My selection of today as our "first day living on the ridge in Talkeetna" is somewhat arbitrary (and it's not technically a ridge but more on that below). Paul has been here in Talkeetna more than in Anchorage for the last 8 months. I've been mostly in Anchorage and most of our stuff still resides in that house, But all that will change soon. Earlier this week we signed a contract to sell the Anchorage house, and the move north is finally feeling real.
So why did I pick May 1st? For one, I am in Talkeetna today and woke up here this morning. And May Day is a celebration of spring, new life. This will be a new phase of our life. And lastly, this evening is the start of Talkeetna's annual Birdathon event. We've got 24 hours starting at 6 pm to identify as many species of birds as we can.
For months I've looked forward to this weekend with the hopes that we'd spend the evening on the deck, observing birds in our new neighborhood and relaxing with friends. On Saturday we'd ramble through the woods and along creek and lake shores, using the birding as an excuse to be outside much of the weekend. The weekend would be a balance of house work and recreation, with the scales tipping towards play and relaxation. The months of house remodel, shop building, and house selling -- mostly working indoors -- would be behind us.
And it almost is. A few details remain on this house, but we could move our stuff in tomorrow. The Anchorage house is tidier and cleaner than ever and we found buyers who love it.
So that's why I'm calling May Day our first day of life on the ridge.
But it's not really a ridge. Though we've called it the Little Ridge House since we bought it four years ago, and our friend and neighbor Chip calls this place Redtail Ridge for the hawks that he's observed. Really it's the bluff on the edge of what used to be the broad floodplain of the Susitna River. The Alaska Railroad acts as a dike between us and the river, so we're unlikely to ever see the river at the bottom of the slope. Instead there's a small spring fed creek that meanders between some trees in a wetland field. Beyond the track we see the birch-spruce forest, catch a glimpse of the river, and admire the foothills of the Alaska Range beyond.
It's not really a ridge, it's not really the first day, but it is the start of something new worth celebrating.
post script May 4: The weekend was exactly what I had hoped for. Fabulous weather (see the photo above), a personal best of number of species seen, and tons of time outside hiking and hanging on the deck. We even bushwhacked across the partially frozen swamp below our place, over the train tracks, along a couple of sloughs, over to the Susitna River (see the photo above again). Then we were happily reminded that we'd been told about a trail to that same spot, which we took for a much easier (though longer) return to the house.
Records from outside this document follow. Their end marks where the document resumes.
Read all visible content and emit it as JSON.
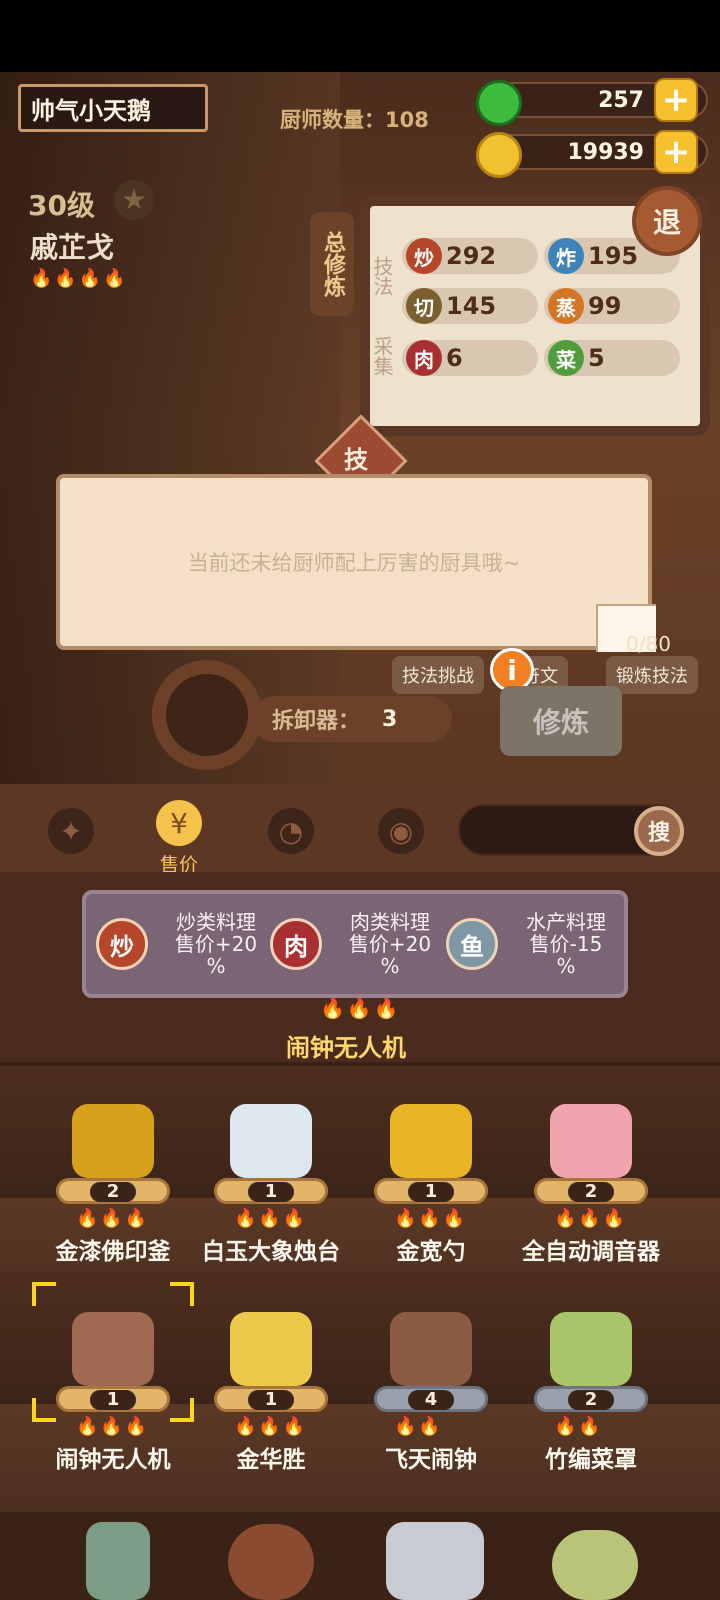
{
  "header": {
    "player_name": "帅气小天鹅",
    "chef_count": "厨师数量：108",
    "jade": "257",
    "coins": "19939"
  },
  "chef": {
    "level": "30级",
    "name": "戚芷戈"
  },
  "training_panel": {
    "title": "总修炼",
    "tech_label": "技法",
    "collect_label": "采集",
    "exit_label": "退",
    "skills": [
      {
        "icon": "炒",
        "value": "292",
        "color": "#b54629"
      },
      {
        "icon": "炸",
        "value": "195",
        "color": "#3e83b7"
      },
      {
        "icon": "切",
        "value": "145",
        "color": "#7a5f2f"
      },
      {
        "icon": "蒸",
        "value": "99",
        "color": "#d57627"
      },
      {
        "icon": "肉",
        "value": "6",
        "color": "#a93032"
      },
      {
        "icon": "菜",
        "value": "5",
        "color": "#4f9d3d"
      }
    ],
    "skill_badge": "技"
  },
  "dialog": {
    "message": "当前还未给厨师配上厉害的厨具哦~"
  },
  "actions": {
    "technique_challenge": "技法挑战",
    "rune_text": "符文",
    "progress": "0/80",
    "forge_technique": "锻炼技法",
    "remove_label": "拆卸器：",
    "remove_count": "3",
    "train_button": "修炼"
  },
  "filters": {
    "active_label": "售价",
    "search_button": "搜"
  },
  "bonuses": [
    {
      "icon": "炒",
      "line1": "炒类料理",
      "line2": "售价+20",
      "line3": "%"
    },
    {
      "icon": "肉",
      "line1": "肉类料理",
      "line2": "售价+20",
      "line3": "%"
    },
    {
      "icon": "鱼",
      "line1": "水产料理",
      "line2": "售价-15",
      "line3": "%"
    }
  ],
  "equipped_item": {
    "name": "闹钟无人机"
  },
  "items": [
    {
      "name": "金漆佛印釜",
      "count": "2"
    },
    {
      "name": "白玉大象烛台",
      "count": "1"
    },
    {
      "name": "金宽勺",
      "count": "1"
    },
    {
      "name": "全自动调音器",
      "count": "2"
    },
    {
      "name": "闹钟无人机",
      "count": "1"
    },
    {
      "name": "金华胜",
      "count": "1"
    },
    {
      "name": "飞天闹钟",
      "count": "4"
    },
    {
      "name": "竹编菜罩",
      "count": "2"
    }
  ]
}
Along the way we added to our birding life list (ruffed grouse!) and saw the boreal chickadee that broke our previous Birdathon record.